In contrast to our visit last time,Â when she was energized about improvements to the health system, she’s now focused on her experience and that of others. She says thatÂ she’s approached by a lot of people in public who give her advice or tell her their stories.
IÂ asked her about this and she wondered if these experiences (being the involuntary patient) are so defining in their lives that they are driven to tell others about them.
Christine doesn’t want that though – in fact, when she talks to me she refers to her injury as “not that serious compared to other people” – which is amazing for me to see – a testament to the resilience of people.
It’s possible that she may even forget about a lot of it as she focuses on her career, her family, her relationships.Â
She told me about this note that I sent to her from my awesome colleague Kayt Havens, MD who read the first post inÂ Christine’s blog:
“can’t tell you the number of patients I see at the VA for whom this article will give solace…thanks yet again”
Christine said this feedback was meaningful (her exact words were ‘it almost made me cry’). She told me that sustaining an injury like she did, with such a long recovery, requires daily thoughts about the future, the next day, and a reliance on a support network that a lot of people don’t have, or if they do have, can’t be there all the time. Christine would like to see a world where people in her situation can reach out to other people to get this support. In an easier way than random Google searches. And she says, physicians not required, this is not about getting medical questions answered.
She has fleshed out many more lessons learned inÂ her blog,Â which she said has been therapeutic to write – she looks back at in a little bit of amazement about where she was.
What did I learn?Â
This is the first time I have ever followed a patient as a person who writes a blog and who happens to be a doctor. I didn’t expect that Christine would be this patient, and neither did she. She said it so well:
If I could just get a redo on those 3 secondsâ€¦..3 secondsâ€¦.sigh.

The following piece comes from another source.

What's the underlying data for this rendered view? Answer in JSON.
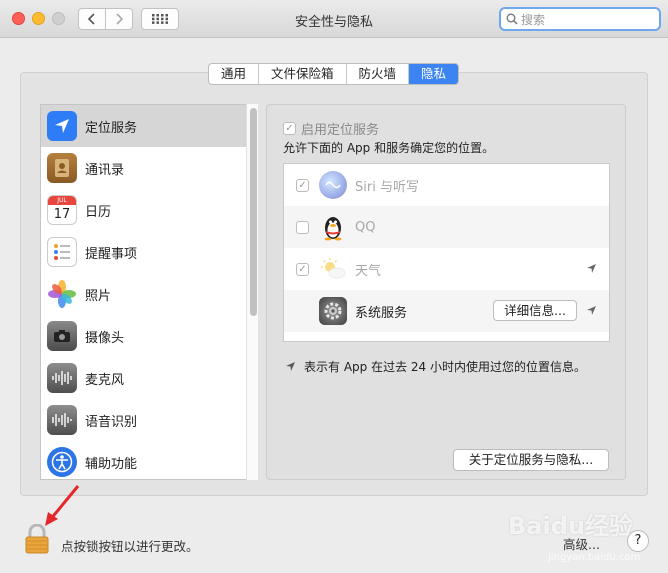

Three seconds can change your life. Besides being reminded to cherish every second we do have, Â I learned that every patient, involuntary or not, will make choices about where to fit their health care experiences into their lives.
Some patients might become health activists as a result of their experience. Some may not, and they don’t have to, they’ve chosen to live their lives and reach their goals through optimal health.
On the one hand, the resilience of the human body and the ability of people to move on works against health care improvement, because people forget. Therefore, its our job, the people who work in health care, to remember on their behalf, and carry their stories with us. It also means that the patients who do become health activists and leaders in health care improvement (the Regina’s, the Kait’s, the Dave’s) are carrying the flag for a lot of people – we are fortunate to have them.
Before concluding part III, I want to show Christine’s progression as captured in photographs, from injury (and disempowerment), to information (and empowerment), to resolution (and resilience). All of us know or will know patients in all phases. Keep this in mind when you see someone in any phase – it’s a journey, and they may not see themselves defined by their health condition, even if, to the observer, it seems that they are.
The people you see may not be as open with you as Christine has been here. However, like Christine, they will always be awesome.
“We grow strong in the broken places.”
Thanks for reading.